The Bible is a source of comfort and strength to people all over the world. In the Bible God speaks to us. He reveals his own heart and character and speaks to our hearts. Psalm 23 was written by David and is one of the best known passages in the Bible. It has been a help to people in many of the experiences of life. As a young boy, before he became king, David was a shepherd. He looked after his father’s sheep and knew times of great personal danger. At those times he experienced God’s care and protection even from lions and bears.

In the psalm David affirms his personal relationship with the Lord – “the Lord is my shepherd.” He rejoices in God’s love for him and responds with all his heart in love for God. Every day of his life he walked in conscious trust in the Lord, his God. He knew that the Lord would supply all his needs – “I shall not want.” The Lord guided him and provided food and water and peace and tranquillity – “he makes me lie down in green pastures, he leads me beside quiet waters.” David’s deepest needs and longings were fully met – “he restores my soul.” The Lord led David in righteous and godly ways, keeping him from sin and wickedness – “he guides me in paths of righteousness for his name’s sake.”

Even in the darkest experiences of life, including the approach of death, David knew that the Lord would be with him. David was a courageous soldier. His life was often in danger as he fought battles against his enemies, yet he knew that God was with him in life and in death. There was nothing to fear because the Lord was always with him – “even though I walk through the valley of the shadow of death, I will fear no evil, for you are with me.”

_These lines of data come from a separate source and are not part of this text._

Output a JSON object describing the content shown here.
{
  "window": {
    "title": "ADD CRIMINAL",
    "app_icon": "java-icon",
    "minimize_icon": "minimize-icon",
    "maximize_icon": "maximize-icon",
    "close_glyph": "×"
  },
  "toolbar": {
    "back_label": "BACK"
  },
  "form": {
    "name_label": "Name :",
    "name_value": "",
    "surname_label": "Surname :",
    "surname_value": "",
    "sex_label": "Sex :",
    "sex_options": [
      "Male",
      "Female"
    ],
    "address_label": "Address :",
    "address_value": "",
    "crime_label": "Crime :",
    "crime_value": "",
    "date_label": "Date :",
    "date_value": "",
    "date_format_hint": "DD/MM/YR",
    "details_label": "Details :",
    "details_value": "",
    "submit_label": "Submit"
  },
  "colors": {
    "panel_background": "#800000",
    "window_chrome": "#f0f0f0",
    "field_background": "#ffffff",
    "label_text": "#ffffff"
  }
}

The Lord gave David great victories, brought him through every trial, and abundantly blessed him – “you prepare a table before me in the presence of my enemies, you anoint my head with oil, my cup overflows.” The Lord blessed David every day of his life and also guaranteed his eternal future – “surely goodness and mercy will follow me all the days of my life, and I will dwell in the house of the Lord forever.” What a wonderful thing it is that we, like David, can say “the Lord is my shepherd.”